“This is a credible first step towards meeting the government commitment to dedicate 0.7% of GNI (Gross National Income) to ODA by 2030. And today’s announcement includes a €44.8 million increase in 2019 for Irish Aid, the international development programme managed by my department.”

And Coveney continued: “Our investment in international development and in the collective response to humanitarian disasters is an important statement of who we are as a people.

“It is also clearly in our interest to contribute to global solutions for global problems. As a small state, as an island, and as an open economy, we are better off when countries work together.

“Ireland does development well and we have a reputation for quality. Just last month, a well-respected think tank, ODI, issued a study which found that Ireland was the most effective donor at reaching those in extreme poverty. What we are doing works and has real impact.

“There have been many reminders in recent years of the interconnectedness of our world. The Ebola crisis, to which Ireland responded in a way which should make people proud, showed the importance of investing in health systems not just at home but abroad.

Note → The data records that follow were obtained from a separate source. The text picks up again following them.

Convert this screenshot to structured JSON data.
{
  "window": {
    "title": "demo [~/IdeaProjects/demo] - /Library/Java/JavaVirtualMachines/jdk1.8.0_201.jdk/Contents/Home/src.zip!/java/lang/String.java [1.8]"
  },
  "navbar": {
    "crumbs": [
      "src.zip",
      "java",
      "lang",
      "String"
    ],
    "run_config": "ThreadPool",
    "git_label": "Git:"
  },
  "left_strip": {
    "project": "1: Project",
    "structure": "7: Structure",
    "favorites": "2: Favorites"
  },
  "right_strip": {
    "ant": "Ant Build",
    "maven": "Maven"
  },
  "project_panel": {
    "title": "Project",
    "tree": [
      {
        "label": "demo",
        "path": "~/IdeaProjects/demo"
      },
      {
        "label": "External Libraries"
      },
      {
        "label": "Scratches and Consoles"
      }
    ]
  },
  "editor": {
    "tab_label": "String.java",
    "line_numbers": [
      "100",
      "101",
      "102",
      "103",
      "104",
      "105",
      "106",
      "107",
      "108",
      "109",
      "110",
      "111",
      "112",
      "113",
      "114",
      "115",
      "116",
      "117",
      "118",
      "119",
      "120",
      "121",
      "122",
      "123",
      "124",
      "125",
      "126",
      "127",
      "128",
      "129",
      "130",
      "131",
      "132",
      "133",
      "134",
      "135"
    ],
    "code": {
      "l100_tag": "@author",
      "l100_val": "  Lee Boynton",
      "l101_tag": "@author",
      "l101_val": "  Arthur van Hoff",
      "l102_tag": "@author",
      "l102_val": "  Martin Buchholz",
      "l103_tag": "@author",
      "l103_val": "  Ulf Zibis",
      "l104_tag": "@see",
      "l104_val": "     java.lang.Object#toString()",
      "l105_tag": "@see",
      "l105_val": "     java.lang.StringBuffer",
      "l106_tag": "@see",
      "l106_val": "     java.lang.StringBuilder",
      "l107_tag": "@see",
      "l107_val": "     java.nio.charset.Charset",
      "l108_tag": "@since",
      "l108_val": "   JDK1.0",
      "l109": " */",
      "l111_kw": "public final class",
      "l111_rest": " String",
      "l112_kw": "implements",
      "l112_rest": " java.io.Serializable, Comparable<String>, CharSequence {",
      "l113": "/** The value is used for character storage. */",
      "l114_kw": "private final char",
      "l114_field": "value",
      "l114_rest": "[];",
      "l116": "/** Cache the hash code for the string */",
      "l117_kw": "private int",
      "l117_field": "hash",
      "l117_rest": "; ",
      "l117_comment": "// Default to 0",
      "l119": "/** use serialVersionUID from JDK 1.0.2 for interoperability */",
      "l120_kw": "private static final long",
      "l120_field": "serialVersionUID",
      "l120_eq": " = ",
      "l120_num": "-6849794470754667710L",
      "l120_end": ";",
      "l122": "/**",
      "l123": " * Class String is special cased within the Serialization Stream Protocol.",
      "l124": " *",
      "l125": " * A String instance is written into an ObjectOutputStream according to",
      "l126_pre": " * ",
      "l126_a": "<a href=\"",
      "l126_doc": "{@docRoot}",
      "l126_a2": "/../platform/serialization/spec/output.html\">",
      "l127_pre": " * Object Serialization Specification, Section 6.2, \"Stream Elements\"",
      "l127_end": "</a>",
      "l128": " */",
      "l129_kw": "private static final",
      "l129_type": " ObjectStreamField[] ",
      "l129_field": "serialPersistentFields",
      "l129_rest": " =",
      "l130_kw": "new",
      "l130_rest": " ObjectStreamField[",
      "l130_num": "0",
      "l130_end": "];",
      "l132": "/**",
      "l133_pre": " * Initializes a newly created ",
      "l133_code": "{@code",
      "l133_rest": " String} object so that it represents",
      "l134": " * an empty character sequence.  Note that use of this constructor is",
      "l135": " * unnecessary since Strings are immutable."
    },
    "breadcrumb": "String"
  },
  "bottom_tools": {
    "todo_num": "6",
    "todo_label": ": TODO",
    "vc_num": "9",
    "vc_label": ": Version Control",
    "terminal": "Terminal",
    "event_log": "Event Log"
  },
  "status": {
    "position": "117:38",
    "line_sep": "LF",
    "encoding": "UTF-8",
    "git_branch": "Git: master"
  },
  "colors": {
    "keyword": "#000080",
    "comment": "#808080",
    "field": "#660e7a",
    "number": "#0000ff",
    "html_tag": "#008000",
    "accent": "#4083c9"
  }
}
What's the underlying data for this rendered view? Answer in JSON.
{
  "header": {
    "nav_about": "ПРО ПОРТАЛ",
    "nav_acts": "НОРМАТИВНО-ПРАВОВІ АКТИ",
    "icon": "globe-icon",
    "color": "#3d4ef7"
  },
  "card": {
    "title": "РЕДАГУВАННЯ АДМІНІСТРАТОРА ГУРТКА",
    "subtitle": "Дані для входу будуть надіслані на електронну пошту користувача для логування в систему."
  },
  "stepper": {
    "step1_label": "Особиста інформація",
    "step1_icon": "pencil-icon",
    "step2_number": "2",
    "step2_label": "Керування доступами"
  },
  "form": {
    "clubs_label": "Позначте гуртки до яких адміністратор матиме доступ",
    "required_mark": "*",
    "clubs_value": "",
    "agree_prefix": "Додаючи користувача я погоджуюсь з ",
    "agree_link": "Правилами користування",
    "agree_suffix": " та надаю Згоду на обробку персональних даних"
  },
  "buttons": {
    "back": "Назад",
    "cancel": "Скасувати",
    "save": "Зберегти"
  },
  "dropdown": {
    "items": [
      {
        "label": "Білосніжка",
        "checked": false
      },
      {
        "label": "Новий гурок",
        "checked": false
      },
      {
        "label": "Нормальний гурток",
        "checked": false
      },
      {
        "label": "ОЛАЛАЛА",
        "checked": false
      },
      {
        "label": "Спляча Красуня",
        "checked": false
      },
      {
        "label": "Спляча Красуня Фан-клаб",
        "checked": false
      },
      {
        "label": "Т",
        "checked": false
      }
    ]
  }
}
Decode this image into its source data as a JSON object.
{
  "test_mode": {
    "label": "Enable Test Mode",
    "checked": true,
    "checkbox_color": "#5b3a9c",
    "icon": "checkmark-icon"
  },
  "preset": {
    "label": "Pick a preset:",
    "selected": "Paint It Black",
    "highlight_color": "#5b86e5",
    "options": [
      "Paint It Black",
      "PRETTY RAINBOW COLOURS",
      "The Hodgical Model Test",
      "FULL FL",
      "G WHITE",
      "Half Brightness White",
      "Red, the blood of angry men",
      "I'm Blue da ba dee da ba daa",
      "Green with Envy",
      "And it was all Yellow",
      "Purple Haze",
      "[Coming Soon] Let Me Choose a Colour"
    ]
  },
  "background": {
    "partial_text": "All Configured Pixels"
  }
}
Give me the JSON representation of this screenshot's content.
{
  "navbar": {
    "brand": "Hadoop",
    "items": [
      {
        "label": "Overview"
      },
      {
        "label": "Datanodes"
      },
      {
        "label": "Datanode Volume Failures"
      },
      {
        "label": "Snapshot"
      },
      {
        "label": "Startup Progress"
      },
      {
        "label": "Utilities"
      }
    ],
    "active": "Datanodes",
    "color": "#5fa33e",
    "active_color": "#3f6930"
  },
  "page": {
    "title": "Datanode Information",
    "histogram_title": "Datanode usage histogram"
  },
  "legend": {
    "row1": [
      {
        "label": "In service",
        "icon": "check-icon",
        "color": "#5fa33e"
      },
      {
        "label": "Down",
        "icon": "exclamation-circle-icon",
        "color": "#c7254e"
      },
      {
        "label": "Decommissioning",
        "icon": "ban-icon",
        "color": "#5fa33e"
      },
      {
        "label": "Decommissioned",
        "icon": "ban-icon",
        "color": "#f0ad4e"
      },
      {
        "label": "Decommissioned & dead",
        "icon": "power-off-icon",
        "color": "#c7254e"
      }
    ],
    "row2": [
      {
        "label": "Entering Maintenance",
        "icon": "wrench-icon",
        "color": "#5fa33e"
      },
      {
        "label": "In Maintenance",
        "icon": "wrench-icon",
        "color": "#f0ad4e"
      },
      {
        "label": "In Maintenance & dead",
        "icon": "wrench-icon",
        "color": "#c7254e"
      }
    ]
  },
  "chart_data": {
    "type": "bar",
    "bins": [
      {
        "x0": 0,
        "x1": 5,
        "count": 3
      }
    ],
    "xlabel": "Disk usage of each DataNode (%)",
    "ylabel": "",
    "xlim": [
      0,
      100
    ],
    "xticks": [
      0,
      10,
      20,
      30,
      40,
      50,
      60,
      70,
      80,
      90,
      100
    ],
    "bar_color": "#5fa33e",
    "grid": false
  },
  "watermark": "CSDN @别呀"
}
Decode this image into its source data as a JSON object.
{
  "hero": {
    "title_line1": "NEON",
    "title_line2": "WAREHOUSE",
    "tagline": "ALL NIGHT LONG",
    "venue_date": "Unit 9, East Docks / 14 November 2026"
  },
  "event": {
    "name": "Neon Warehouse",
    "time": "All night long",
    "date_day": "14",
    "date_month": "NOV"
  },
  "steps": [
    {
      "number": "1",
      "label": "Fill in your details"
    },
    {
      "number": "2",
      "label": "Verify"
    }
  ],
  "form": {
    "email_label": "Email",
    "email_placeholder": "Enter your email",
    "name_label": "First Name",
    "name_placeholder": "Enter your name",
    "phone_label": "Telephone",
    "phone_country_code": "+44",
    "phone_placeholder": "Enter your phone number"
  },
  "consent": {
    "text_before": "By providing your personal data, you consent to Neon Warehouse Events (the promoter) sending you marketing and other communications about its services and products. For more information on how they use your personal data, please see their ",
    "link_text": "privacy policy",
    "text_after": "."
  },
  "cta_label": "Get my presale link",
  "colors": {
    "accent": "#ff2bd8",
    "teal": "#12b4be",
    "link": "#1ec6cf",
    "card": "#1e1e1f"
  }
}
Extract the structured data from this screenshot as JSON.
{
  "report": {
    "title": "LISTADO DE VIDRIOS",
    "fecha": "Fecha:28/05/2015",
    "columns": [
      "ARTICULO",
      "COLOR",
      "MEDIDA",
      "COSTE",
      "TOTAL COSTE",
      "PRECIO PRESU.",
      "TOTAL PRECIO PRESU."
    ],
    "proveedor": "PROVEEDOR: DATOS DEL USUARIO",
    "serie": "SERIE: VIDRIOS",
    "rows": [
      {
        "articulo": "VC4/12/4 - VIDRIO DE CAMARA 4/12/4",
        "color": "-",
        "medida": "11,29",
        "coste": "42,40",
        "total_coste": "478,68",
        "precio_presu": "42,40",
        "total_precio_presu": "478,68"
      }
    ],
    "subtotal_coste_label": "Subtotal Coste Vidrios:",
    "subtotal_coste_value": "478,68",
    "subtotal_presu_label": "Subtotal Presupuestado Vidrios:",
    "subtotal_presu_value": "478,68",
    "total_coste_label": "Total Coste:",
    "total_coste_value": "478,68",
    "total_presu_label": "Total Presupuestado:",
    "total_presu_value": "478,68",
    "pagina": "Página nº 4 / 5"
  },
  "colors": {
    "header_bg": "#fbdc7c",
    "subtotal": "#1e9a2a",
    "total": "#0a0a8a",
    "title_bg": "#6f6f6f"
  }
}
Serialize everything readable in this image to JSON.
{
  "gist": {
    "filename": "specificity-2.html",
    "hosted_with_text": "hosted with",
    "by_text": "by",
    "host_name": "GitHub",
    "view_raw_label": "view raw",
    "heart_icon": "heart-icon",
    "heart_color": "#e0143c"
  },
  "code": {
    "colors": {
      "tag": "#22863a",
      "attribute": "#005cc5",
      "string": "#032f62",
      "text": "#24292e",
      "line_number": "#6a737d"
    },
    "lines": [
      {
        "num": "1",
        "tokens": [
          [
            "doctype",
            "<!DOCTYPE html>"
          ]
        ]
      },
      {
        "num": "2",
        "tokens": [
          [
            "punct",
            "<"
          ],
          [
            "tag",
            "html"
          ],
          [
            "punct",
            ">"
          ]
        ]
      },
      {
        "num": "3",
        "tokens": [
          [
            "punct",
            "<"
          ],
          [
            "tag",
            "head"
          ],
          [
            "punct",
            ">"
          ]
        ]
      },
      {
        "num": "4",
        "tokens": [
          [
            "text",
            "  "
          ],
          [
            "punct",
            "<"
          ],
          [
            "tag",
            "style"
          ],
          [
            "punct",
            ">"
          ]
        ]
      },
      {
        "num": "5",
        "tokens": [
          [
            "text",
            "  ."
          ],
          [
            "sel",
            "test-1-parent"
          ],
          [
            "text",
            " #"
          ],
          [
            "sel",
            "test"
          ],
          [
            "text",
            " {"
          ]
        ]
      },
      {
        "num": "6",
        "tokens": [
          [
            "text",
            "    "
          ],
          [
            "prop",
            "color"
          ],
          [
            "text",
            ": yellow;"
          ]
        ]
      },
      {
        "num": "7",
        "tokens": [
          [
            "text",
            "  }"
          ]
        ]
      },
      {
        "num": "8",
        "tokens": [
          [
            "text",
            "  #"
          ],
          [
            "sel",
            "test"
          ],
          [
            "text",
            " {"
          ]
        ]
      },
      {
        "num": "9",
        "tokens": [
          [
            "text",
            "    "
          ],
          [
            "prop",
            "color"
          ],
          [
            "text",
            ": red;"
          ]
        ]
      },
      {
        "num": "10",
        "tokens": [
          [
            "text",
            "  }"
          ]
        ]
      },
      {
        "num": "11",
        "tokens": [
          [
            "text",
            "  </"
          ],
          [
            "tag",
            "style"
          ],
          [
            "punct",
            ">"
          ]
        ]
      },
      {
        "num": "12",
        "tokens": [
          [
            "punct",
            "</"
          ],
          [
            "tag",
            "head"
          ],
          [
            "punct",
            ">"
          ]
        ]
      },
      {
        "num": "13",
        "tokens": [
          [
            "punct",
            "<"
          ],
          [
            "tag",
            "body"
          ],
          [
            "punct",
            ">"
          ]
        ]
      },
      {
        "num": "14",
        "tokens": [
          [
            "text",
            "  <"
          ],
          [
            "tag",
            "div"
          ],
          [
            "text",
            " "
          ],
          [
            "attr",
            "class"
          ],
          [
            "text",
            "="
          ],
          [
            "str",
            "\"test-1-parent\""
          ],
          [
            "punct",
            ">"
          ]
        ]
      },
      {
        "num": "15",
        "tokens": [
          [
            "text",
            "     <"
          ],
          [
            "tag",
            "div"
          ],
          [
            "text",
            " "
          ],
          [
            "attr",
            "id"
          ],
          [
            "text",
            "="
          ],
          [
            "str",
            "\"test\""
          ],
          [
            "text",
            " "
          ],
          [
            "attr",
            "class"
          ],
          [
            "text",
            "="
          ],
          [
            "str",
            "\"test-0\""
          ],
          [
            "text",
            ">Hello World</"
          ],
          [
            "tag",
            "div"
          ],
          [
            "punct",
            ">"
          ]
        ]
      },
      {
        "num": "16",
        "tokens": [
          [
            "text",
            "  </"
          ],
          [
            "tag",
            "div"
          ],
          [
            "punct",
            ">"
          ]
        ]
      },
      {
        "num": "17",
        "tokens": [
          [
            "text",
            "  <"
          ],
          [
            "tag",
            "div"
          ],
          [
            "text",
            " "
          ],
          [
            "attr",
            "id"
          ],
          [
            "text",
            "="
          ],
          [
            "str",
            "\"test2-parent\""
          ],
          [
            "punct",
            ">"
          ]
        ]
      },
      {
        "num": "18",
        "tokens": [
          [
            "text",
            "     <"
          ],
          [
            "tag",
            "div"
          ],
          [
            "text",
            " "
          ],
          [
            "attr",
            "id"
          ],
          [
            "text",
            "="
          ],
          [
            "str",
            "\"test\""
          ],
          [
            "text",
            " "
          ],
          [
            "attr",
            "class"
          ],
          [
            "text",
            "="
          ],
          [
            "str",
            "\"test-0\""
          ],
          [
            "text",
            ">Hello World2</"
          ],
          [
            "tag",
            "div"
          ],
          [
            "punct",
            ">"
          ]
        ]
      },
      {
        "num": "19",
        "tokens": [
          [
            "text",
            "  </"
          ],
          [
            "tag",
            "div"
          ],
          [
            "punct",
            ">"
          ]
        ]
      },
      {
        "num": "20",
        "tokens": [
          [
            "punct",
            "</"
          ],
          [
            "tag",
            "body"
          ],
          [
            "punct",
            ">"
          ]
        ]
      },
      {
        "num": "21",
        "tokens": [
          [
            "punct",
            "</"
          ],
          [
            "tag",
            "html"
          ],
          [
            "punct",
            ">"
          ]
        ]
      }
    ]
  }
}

“We see other European countries struggle to respond to movements of people resulting from conflict and lack of economic opportunity. At the same time, countries objectively much worse off than EU Member States are hosts to millions of refugees.

“The effects of climate change are affecting our neighbouring continents. Ireland, as a global island, has a responsibility to help with the collective response – and it is fundamentally in our interest to do so.

“The UN’s 2030 agenda and the EU plan for Africa announced by President (Jean Claude) Juncker last month set out a path for how this response can be shaped. A healthier, safer world in which millions more people can work in dignity close to home is in our interest.

“That is why after last year’s budget I announced that I would bring forward a new policy on international development. Work on that is nearing completion, following the closing of public consultations. This policy, once launched, will guide us in our international development efforts over busy but exciting years ahead for Irish Aid.”

Minister of State for the Diaspora and International Development, Ciarán Cannon, added: “I am delighted that the government has today committed to increasing Ireland’s ODA spend by €109.8 in 2019. This will ensure that Ireland remains on track to achieving our commitments under the 2030 Agenda for Sustainable Development.

“Irish Aid, the Irish government’s overseas development programme, is internationally recognised as one of the most effective aid programmes in the world and in 2017 we provided assistance to people in over 130 countries around the world. The Irish people can be proud of what we have achieved so far but there is more to do.

“Ireland remains committed to leaving no one behind and in particular to reaching those furthest behind first. Our new international development policy will be crucial in guiding our work in 2019 and beyond.”